CES – Marketing in the Age of Control
Sunday night Bill Gates shared his vision of the future to kickoff the Consumer Electronics Show – and focus attention during the annual gadget-fest on the role of Microsoft’s Vista in how consumers will be using electronics and technology in the coming year.
Not surprisingly, his focus was on “connected experiences” and how the vision behind Vista is not just a sexed up user interface for your PC, but also the promise of connecting all your digital devices, and more importantly, sharing content between them. When Bill Gates makes a prediction, it’s worth paying attention to – and his prediction here is that users will continue to demand inter-connectedness from their devices. Yet if users are in control of content, they need to be able to share it more easily.
On The Simpsons Sunday night, Homer made a joke about not being able to figure out how to load a video onto Marge’s iPod. It’s a problem more and more consumers are facing (even the smart ones!) – and not just around the iPod. Giving them control means allowing them to use, share and even modify the content they are consuming with ease.
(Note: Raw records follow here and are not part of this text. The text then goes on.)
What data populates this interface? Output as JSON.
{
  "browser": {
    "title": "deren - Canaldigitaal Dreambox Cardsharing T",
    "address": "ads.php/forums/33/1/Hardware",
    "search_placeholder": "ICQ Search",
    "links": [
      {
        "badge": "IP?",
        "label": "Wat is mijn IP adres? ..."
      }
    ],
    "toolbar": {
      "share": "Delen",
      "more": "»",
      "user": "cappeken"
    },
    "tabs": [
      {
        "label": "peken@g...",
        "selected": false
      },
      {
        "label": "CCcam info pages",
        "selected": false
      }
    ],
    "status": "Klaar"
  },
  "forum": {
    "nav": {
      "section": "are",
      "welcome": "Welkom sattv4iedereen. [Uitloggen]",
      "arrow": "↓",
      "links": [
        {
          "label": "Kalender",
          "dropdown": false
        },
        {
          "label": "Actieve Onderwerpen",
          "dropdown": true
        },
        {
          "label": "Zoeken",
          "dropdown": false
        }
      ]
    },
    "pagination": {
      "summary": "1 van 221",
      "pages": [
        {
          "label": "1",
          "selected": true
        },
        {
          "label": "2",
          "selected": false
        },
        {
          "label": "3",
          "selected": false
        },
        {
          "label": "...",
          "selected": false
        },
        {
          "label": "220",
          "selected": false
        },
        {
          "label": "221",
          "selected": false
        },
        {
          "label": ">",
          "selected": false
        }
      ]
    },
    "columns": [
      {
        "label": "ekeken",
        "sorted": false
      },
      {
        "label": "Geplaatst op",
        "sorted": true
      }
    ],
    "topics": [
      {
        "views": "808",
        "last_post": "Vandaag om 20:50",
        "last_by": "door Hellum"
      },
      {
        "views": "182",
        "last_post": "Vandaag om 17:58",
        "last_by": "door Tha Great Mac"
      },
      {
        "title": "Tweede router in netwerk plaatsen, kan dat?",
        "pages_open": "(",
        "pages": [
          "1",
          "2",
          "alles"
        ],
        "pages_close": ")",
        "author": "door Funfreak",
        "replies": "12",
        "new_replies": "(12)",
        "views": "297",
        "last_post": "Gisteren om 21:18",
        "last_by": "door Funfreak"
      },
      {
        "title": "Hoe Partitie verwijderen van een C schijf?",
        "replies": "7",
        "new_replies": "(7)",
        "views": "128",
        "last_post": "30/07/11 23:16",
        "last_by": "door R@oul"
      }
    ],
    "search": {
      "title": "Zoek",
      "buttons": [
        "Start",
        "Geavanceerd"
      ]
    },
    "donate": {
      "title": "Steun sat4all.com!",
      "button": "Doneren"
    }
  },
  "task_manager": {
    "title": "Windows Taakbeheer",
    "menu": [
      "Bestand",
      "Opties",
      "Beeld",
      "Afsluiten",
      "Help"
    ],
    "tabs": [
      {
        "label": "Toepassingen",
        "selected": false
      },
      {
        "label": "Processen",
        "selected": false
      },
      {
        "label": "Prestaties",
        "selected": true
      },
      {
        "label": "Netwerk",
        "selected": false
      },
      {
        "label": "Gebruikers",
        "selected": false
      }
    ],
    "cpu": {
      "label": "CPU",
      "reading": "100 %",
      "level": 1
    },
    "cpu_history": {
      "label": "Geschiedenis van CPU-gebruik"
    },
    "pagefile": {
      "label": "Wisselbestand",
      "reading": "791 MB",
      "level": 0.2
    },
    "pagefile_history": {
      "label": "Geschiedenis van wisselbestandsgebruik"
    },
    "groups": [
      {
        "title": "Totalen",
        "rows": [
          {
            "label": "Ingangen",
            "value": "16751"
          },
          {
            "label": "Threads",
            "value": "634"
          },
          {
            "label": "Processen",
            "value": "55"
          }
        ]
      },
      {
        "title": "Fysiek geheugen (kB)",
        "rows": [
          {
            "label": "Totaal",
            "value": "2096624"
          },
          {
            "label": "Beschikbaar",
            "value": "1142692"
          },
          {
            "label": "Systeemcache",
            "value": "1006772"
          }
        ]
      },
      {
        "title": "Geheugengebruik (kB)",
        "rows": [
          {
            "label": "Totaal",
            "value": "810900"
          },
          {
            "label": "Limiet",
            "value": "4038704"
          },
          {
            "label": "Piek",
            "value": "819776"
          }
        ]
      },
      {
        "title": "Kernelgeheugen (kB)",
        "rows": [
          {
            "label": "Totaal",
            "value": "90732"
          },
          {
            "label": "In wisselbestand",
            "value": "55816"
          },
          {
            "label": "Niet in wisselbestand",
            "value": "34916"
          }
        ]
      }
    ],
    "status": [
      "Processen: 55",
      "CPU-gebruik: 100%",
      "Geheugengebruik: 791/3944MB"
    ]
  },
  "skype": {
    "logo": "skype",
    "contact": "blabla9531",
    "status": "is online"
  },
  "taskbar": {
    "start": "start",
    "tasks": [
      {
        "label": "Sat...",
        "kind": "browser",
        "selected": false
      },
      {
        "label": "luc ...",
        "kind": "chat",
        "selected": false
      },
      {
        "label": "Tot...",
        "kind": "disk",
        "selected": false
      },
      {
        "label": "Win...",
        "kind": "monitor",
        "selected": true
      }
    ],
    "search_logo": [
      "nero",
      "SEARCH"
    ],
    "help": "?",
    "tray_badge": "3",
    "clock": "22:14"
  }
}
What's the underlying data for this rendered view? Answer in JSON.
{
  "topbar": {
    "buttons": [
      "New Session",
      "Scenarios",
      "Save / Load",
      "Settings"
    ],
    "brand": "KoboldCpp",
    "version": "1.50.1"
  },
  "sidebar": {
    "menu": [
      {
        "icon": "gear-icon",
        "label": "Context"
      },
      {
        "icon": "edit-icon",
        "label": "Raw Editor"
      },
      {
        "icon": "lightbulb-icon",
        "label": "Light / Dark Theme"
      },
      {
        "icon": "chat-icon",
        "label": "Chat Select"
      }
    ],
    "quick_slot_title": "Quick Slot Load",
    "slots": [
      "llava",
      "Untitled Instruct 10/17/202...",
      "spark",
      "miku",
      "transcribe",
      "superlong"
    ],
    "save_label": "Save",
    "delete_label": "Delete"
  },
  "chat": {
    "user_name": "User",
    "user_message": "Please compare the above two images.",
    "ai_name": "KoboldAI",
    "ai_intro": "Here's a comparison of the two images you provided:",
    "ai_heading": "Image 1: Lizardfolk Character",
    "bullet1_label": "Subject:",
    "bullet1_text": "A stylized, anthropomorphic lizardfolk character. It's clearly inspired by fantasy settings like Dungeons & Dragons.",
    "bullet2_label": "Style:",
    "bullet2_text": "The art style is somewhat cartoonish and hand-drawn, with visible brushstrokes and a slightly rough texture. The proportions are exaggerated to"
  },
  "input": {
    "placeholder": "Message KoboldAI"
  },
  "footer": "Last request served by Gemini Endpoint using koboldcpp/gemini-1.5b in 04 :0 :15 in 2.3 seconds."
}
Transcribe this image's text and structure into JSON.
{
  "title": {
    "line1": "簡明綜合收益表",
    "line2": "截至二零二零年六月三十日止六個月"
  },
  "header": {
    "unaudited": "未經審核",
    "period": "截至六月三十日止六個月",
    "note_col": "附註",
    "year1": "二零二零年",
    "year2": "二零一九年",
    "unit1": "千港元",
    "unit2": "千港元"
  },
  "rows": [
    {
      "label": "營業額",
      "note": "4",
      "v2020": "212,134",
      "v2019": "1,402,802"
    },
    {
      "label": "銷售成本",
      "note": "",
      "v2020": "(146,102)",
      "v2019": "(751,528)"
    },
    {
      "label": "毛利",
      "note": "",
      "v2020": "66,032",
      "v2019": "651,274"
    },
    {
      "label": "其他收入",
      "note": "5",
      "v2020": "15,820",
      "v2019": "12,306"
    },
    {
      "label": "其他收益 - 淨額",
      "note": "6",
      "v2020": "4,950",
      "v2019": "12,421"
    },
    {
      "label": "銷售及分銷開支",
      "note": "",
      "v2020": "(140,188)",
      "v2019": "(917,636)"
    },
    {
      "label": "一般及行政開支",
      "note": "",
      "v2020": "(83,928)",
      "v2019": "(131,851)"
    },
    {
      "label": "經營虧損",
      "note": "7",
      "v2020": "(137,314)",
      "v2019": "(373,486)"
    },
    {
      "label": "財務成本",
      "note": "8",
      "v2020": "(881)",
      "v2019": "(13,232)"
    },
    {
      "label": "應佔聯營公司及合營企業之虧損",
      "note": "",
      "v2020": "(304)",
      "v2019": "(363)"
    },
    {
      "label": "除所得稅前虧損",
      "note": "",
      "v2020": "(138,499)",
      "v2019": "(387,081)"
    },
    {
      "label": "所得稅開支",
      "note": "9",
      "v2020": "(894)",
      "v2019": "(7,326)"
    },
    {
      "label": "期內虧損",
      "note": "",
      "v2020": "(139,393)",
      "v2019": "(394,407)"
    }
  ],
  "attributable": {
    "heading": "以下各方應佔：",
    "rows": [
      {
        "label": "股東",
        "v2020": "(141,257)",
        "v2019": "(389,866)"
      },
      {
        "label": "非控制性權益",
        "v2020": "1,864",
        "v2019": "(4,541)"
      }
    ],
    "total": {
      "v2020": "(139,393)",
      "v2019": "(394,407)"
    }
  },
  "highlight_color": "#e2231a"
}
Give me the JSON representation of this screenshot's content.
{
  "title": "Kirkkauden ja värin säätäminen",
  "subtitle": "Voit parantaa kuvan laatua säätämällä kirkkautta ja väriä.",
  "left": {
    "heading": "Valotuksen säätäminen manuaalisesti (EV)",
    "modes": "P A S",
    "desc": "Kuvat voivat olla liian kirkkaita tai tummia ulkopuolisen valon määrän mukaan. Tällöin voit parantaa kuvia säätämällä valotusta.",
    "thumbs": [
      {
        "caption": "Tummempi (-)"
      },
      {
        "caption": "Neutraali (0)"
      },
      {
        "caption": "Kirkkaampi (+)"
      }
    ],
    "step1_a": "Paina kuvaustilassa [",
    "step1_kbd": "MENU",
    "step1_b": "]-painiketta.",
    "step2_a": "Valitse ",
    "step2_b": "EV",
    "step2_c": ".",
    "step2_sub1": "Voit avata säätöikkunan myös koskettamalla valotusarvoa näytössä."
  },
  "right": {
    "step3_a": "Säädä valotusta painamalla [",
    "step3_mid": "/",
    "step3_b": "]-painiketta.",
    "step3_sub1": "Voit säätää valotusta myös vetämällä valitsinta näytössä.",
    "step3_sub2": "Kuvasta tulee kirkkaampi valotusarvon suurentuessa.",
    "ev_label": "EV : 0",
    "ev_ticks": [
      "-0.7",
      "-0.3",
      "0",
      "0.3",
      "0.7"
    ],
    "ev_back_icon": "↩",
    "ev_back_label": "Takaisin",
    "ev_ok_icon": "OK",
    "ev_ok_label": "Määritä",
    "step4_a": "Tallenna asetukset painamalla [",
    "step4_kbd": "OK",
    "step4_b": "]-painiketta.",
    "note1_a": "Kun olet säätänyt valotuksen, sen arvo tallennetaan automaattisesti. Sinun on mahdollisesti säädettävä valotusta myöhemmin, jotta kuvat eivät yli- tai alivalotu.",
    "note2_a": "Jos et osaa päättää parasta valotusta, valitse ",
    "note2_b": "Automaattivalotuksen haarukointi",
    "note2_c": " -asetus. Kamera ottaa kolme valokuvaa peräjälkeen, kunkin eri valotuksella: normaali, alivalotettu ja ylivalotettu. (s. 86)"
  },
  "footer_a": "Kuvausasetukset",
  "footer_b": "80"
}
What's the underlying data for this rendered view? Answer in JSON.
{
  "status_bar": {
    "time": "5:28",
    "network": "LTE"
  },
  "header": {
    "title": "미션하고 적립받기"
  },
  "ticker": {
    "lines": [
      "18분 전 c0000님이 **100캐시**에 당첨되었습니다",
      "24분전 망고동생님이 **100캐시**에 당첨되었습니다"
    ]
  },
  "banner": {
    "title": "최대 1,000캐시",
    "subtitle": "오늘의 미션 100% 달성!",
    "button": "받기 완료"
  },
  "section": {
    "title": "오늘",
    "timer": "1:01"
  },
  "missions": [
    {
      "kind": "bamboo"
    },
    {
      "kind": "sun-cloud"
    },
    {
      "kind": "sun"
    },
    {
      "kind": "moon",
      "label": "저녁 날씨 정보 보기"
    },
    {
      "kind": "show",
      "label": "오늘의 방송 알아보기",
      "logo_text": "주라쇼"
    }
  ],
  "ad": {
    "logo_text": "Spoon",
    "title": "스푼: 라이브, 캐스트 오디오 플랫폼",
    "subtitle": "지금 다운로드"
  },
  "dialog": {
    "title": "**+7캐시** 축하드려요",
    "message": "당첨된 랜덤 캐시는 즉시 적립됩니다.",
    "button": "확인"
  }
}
Of course, as a marketer, my mind first turns to what this age of control that Microsoft and others are dedicated to ushering in will mean for the art of marketing. I was tempted to create list here, but I think the solution is not necessarily a top ten list, but rather a single principle: marketing with content worth consuming – and letting consumers share it easily. The age of control is placing a new emphasis on content marketing … that is, the idea that you need to create (or let your users create) more than just a marketing message.
This is the formula behind BMW Films. It means focusing on the content, and also giving people the right incentives and tools to pass the message along. Blurring the lines of interactive, broadcast and word of mouth – ultimately the goal is to generate a branded message that has a value and helping people to pass it along. The value can come from many things, whether it is useful, entertaining, humorous, or just plain wierd. The marketers that understand the value of creating quality content are the ones that will stand out. The others will be ignored. So in this age of control, before you launch your marketing efforts – ask yourself if you are creating content worth interacting with. If the answer is no, chances are your customers are already filtering you out.
Rohit Bhargava is the Vice President for Interactive Marketing with Ogilvy Public Relations Worldwide.